More reliable electronics for aircraft operating at altitudes where solar and cosmic radiation is encountered could be the outcome of microchips coated with nanotubes.

At altitudes of 30,000ft (9,150m) or more avionics in airliners and military aircraft are exposed to cosmic radiation levels hundreds of times greater than at ground level. This radiation degrades the etched silicon circuits and the chips malfunction, potentially shutting down avionics systems. The semiconductor industry has been aware of the issue of environmental radiation for years and the Aerospace Vehicle Systems Institute, a US industry/government technology body, has made countermeasures a high priority.
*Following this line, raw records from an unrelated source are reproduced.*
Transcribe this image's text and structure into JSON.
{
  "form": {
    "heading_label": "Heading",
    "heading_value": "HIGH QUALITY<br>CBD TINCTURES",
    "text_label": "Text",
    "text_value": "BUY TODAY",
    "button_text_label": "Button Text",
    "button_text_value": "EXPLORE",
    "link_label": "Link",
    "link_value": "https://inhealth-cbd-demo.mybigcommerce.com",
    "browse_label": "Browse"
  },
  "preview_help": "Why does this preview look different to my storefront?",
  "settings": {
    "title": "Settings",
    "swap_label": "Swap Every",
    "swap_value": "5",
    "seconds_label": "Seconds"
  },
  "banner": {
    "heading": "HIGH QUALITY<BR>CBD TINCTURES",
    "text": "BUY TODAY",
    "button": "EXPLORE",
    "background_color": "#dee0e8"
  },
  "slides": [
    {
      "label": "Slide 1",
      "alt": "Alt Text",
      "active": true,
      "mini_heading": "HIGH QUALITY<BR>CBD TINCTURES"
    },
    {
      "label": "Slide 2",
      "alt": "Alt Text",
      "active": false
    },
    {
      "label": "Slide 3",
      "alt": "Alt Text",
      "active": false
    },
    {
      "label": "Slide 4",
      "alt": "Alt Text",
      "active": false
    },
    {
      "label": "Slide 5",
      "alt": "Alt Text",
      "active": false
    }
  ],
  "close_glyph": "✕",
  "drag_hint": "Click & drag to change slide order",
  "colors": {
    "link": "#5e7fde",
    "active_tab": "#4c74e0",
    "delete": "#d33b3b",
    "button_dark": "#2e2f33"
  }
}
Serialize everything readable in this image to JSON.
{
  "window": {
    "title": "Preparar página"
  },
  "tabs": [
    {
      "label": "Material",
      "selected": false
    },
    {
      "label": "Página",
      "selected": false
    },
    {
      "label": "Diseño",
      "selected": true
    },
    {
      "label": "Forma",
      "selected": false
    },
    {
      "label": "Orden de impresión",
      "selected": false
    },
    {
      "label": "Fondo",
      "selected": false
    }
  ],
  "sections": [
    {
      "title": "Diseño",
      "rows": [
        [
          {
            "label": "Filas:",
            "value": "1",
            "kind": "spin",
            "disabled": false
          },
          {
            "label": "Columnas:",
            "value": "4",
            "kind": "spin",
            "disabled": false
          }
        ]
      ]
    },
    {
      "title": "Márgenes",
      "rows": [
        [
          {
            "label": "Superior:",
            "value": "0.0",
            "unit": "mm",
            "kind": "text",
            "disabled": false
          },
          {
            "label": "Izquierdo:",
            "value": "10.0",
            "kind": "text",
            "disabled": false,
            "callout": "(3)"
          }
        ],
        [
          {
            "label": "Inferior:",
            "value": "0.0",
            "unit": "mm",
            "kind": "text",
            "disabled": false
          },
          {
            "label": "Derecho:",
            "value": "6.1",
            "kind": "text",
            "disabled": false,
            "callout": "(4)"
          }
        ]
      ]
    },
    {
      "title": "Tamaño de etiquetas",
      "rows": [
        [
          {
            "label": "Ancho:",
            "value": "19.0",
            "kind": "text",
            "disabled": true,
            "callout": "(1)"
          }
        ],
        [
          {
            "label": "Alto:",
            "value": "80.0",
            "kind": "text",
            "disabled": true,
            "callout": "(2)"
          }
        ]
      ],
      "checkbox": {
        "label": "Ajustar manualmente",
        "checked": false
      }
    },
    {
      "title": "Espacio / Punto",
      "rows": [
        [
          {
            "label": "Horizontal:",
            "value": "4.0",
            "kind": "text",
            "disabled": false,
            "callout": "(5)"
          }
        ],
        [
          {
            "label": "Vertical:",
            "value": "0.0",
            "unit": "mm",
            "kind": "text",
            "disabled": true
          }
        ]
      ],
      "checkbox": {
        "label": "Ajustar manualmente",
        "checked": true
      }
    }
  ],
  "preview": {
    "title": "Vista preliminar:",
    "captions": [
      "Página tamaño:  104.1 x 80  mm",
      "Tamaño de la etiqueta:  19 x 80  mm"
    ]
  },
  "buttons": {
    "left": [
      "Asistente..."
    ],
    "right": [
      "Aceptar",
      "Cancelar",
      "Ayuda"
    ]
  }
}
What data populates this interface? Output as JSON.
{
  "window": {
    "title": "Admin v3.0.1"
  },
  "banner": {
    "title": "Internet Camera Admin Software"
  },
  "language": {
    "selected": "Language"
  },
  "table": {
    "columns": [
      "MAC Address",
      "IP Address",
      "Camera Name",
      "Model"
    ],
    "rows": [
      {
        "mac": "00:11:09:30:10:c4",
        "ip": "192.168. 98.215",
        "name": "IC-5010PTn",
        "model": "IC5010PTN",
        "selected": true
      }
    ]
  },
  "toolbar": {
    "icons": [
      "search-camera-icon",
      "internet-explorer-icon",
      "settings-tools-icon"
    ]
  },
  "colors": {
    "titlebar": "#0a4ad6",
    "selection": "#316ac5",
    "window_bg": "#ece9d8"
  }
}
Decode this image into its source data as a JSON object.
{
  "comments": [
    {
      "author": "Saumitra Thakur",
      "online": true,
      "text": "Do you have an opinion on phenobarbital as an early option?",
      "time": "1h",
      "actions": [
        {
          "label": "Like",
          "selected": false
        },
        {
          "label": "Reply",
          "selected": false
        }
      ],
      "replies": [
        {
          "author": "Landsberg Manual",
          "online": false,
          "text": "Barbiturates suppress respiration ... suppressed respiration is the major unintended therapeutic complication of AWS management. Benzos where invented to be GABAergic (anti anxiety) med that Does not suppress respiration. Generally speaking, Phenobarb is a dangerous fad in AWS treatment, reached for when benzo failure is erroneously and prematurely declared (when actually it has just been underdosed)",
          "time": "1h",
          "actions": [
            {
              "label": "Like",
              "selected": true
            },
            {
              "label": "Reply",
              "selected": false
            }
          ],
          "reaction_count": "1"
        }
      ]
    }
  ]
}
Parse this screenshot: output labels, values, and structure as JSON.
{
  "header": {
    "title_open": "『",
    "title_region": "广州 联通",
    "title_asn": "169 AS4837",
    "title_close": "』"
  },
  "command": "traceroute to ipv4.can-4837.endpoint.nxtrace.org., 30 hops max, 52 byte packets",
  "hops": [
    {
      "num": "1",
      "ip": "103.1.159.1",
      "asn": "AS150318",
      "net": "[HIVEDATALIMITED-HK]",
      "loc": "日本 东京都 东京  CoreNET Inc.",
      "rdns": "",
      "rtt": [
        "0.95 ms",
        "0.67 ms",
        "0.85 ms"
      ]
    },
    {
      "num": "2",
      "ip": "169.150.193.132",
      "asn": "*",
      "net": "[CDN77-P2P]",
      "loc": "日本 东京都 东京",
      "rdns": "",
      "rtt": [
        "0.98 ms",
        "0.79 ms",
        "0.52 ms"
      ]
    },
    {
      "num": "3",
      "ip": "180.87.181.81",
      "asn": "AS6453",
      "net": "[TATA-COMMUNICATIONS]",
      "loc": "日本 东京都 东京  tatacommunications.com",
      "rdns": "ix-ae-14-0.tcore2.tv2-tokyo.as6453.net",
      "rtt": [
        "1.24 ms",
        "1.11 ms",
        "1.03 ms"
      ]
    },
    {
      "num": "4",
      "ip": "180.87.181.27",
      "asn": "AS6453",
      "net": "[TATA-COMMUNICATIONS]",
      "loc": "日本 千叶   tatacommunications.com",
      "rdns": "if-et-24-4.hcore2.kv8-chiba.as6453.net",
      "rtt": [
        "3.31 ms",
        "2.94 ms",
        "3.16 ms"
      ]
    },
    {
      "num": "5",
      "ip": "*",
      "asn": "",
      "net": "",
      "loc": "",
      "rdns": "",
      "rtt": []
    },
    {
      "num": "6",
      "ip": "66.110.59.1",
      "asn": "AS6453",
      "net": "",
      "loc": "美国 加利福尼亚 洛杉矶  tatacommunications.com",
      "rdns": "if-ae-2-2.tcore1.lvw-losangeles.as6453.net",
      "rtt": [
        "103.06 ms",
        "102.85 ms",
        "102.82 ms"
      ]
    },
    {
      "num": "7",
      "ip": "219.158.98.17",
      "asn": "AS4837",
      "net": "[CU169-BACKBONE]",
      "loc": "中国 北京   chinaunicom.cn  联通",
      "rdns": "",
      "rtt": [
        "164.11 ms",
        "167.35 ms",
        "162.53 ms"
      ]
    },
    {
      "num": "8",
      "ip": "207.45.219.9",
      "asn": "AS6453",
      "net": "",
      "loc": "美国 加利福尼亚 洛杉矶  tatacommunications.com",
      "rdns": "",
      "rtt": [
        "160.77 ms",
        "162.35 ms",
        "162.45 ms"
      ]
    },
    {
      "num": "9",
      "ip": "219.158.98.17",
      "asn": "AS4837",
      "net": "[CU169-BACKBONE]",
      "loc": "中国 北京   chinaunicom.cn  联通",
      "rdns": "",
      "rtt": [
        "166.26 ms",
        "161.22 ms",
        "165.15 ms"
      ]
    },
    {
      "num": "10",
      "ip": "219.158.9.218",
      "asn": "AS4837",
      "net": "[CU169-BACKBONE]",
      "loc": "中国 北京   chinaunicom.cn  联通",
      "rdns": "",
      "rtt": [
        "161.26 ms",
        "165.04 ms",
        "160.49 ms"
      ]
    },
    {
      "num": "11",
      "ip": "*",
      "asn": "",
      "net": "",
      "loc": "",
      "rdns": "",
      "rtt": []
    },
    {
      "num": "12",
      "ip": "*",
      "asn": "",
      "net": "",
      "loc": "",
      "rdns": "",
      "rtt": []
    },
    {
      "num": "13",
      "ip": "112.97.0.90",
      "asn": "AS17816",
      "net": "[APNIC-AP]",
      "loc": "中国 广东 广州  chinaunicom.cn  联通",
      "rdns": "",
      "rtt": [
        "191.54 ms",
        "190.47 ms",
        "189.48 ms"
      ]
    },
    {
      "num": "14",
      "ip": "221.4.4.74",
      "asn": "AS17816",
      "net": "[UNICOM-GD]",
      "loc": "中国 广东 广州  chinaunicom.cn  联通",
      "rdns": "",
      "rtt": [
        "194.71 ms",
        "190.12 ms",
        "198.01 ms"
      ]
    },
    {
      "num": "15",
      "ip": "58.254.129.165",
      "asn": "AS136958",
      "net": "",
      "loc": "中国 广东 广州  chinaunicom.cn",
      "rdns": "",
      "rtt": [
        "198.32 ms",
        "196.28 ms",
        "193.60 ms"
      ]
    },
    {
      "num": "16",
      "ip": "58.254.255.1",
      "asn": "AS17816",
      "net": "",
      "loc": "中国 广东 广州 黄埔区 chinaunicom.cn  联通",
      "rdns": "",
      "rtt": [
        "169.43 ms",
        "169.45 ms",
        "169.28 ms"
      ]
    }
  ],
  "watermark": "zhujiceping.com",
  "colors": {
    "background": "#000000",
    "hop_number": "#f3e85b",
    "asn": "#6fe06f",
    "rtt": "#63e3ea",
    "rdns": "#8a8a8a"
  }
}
Nanotubes have a physical property that acts as an insulator against some of this radiation. These artificial carbon structures, which differ from graphite, are up to 1.4 nanometres in size and look like tubes. The approximately 1 nanometre thick coating that is now possible for conventional silicon chips could therefore provide some of the protection the devices need. Production prototypes of protected chips are to be manufactured over the next 12 months and offered to customers for use in aerospace applications. However, the company manufacturing them is having problems convincing people that the mass production of a chip with a 1 nanometre nanotube coating is already possible.

"It's difficult to explain to people that nanotechnology is really here," says Dr Brent Segal, co-founder and chief operating officer of Massachusetts-based nanotechnology company Nantero.

While the nanotube coating has applications for standard microchips used in airliner avionics, the process could also be used for future chips. Today's semiconductors have switching gates 130 nanometres wide. Semiconductors could have gates just 65 nanometres wide for higher transistor density and therefore greater processing power in two years' time. These could be used for high-altitude unmanned air vehicles' artificial intelligence systems for autonomous operation.


Source: Flight International